"Until very recently, commodity companies were suffering horribly. The prices of their products had been falling for 20 years and so had their profits, with the inevitable result that they had failed to invest in their equipment and their capital stock was tired and out-of-date. But all that has changed. We are now seeing a big, sustained upswing in commodity prices: after all these years of neglect and under-investment, the primary extraction industries (mining, and to a lesser extent, agriculture) can no go on a long-awaited capital replacement investment binge. The markers of trucks, shovels, differs, tractors and harvesters are in for a bonanza."
"Historically, each of these upswings last between one and two decades. So, if the bulls are right, after two decades in the doldrums, commodities are now at the beginning of a multi-year upswing.
More news, from our team at The Rude Awakening:
Justice Litle, reporting from Nevada…
"Even though we believe the big bull market in natural resources is going to flourish for many more years, nothing goes up in a straight line. So we don’t mind receiving some steady dividend income along the way."
Bill Bonner, with more views:
*** Surprisingly, Thomas L. Friedman, the man most likely to misunderstand any trend, has fairly captured the American esprit, circa 2005, as though it were a tee-shirt slogan:
"Live wrong. Party on. Pay later."
The later gets sooner every day.
Friedman refers to the way U.S. corporate executives focus on their own salaries…while those in China and India crave market share. Americans want something for nothing…and fast. Out in the Orient, people are willing to wait…work…and save.
Predictably, Friedman goes off the rails as soon as he gets up a head of steam; "green energy solutions are the wave of the future," he comments in the same breath – as if the two thoughts were connected. In his wobbly mind they are. He thinks that if he could just get policy-makers to listen, they would pass a few hundred much-needed "reforms"- such as reducing U.S. gasoline consumption – and somehow all the problems of debt, lack of savings and capital investment, trade deficits and so forth, would disappear.

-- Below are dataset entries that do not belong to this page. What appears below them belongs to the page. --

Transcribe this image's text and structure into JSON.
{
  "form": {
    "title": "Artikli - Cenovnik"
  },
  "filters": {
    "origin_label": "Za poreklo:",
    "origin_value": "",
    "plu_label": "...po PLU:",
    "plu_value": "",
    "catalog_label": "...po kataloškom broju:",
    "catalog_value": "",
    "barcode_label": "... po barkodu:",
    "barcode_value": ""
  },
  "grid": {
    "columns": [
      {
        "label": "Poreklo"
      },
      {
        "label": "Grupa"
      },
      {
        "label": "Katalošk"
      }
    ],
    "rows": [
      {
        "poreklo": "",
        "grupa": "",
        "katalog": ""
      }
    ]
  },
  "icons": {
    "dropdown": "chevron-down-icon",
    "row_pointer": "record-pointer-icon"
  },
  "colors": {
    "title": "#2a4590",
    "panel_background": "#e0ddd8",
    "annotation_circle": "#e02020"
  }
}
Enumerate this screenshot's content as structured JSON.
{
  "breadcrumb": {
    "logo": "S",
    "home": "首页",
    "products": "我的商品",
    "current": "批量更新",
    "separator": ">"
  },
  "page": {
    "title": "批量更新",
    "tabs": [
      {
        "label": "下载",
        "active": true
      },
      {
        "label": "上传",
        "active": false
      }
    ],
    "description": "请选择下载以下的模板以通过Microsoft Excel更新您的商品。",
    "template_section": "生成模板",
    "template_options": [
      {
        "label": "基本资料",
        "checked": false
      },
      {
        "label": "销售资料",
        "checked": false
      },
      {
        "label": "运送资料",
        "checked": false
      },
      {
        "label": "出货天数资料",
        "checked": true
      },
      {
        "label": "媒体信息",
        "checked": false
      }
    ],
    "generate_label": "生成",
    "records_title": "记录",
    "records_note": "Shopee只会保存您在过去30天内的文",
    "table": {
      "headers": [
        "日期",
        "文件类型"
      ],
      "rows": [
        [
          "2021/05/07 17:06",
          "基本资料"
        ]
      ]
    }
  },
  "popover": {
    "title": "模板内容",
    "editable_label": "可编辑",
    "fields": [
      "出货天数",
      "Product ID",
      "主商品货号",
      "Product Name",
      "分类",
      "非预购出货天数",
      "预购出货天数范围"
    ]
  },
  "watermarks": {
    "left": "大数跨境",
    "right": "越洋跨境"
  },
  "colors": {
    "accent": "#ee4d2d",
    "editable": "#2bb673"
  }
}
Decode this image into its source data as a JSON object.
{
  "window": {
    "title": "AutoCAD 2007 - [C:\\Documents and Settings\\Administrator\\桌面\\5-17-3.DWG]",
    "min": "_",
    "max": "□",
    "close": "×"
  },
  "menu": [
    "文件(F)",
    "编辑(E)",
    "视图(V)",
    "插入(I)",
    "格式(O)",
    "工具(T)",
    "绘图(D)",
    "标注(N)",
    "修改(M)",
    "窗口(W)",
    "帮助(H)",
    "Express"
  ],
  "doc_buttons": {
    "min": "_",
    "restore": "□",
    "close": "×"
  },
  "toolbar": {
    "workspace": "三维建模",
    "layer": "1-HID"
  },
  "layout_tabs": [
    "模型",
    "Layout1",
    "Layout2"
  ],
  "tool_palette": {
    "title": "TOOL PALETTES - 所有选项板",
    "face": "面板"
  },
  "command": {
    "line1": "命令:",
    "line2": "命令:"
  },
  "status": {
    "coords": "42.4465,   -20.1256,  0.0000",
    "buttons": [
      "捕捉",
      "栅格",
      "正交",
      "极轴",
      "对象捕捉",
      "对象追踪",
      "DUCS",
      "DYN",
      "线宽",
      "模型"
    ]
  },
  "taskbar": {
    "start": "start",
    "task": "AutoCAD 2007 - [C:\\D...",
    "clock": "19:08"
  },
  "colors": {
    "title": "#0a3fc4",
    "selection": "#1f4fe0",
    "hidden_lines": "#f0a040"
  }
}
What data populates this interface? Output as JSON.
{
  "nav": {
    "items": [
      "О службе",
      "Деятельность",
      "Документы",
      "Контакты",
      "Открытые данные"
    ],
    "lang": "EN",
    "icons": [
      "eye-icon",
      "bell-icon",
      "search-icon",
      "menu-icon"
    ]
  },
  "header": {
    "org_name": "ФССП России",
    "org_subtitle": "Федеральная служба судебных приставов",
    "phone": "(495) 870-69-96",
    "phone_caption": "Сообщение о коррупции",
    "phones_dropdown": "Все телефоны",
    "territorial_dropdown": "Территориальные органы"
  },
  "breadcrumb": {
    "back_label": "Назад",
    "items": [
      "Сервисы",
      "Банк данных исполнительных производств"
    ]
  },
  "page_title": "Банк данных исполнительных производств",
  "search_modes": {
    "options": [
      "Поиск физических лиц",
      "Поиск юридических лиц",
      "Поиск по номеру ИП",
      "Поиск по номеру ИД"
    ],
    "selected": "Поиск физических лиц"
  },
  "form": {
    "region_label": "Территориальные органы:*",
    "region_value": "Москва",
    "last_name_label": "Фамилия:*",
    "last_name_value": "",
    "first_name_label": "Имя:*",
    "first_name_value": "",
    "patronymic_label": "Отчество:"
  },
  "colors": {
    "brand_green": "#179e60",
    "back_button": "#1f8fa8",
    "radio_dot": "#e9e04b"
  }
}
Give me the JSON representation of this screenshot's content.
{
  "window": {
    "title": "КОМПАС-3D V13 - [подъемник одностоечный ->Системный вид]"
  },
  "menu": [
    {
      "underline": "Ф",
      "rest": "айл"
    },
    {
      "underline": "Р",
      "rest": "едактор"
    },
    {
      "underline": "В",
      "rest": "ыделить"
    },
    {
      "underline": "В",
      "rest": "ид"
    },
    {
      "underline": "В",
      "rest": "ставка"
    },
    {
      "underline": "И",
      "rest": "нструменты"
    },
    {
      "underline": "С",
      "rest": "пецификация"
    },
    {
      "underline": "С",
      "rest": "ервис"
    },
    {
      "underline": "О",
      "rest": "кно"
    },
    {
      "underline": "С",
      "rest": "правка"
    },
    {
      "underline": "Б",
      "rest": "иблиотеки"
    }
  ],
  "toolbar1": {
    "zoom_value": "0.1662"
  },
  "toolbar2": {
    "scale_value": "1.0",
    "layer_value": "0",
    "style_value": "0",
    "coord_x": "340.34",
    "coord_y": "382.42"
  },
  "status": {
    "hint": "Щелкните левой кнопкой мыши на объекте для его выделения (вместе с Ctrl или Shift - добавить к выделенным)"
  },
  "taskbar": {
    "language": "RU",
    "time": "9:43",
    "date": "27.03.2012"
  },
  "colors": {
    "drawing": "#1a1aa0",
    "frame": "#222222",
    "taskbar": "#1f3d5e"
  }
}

*** And yet, the real problem…or a big part of the challenge to the American empire…was revealed by James Ferguson. "Labor’s share of the pot worldwide has been in decline since the mid-1970s," he writes. The reason for this is that there is so much labor available at such low prices – notably in China. America lives beyond its means because its means have scarcely increased…while its ability to live beyond them has soared. Thanks to low rates from the Fed and "innovative" lending policies, Americans have been about to buy things they cannot afford. When the time comes to pay the bills, neither "reforms" nor "green energy" are likely to make it much easier.
The only thing that will make it easier is stiffing the lenders – by means of inflation or default – which we fully expect.
*** This morning, on the train to Paris, a young woman said goodbye to a young man at the station in Poitiers. She got on the train, sat down, and began to sob. After a few minutes, a middle-aged woman got up and sat down beside her.
*** A reader writes in response to our "Love in the time of Viagra" reflection: [Parental warning: contains innuendo]
"’Spose you heard today of the hijack…
"Yep…a truck load of Viagra was HIJACKED as it left the factory on the east coast.
"Clue: THEY ARE LOOKING FOR HARDENED CRIMINALS!!!!!!"